  7. Id.; see also 42 C.F.R. § 411.24. Jump back to footnote 7 in the text
  8. 42 U.S.C. § 1395y(b)(2)(B)(iii). Jump back to footnote 8 in the text
  9. Glover v. Liggett Group, Inc., 459 F.3d 1304, 1307 (11th Cir. 2006). Jump back to footnote 9 in the text
  10. 42 U.S.C. § 1395y(b)(3)(A). Jump back to footnote 10 in the text
  11. Glover v. Liggett Group, Inc., 459 F.3d 1304 (11th Cir. 2006). Jump back to footnote 11 in the text
  12. Id. at 1307. Jump back to footnote 12 in the text
  13. Id. Jump back to footnote 13 in the text

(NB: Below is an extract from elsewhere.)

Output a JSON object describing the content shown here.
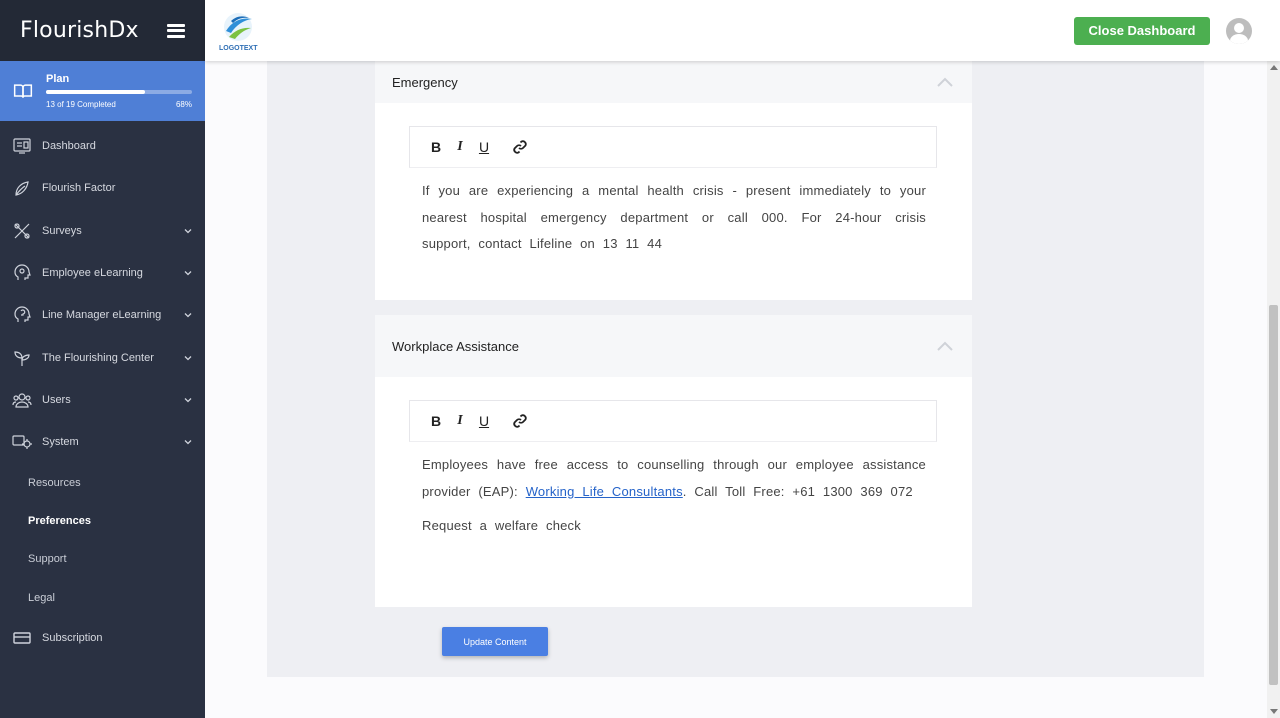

  14. Id. Jump back to footnote 14 in the text
  15. Id. at 1308. Jump back to footnote 15 in the text
  16. Id. at 1309. Jump back to footnote 16 in the text
  17. Geer v. Amex Assurance Co., No. 09-11917 (E.D. Mich. July 6, 2010) at *9-*10. Jump back to footnote 17 in the text
  18. Sullivan v. Farm Bureau Mutual Insurance Co. of Michi­gan, No. 1: 10-cv-909 (W.D. Mich. Apr. 1, 2011) at *2. Jump back to footnote 18 in the text
  19. Id. at *3. Jump back to footnote 19 in the text
  20. Id. at *4. Jump back to footnote 20 in the text
  21. Id. at *7. Jump back to footnote 21 in the text
  22. Id. Jump back to footnote 22 in the text
  23. Id. at *9. Jump back to footnote 23 in the text
  24. Id. Jump back to footnote 24 in the text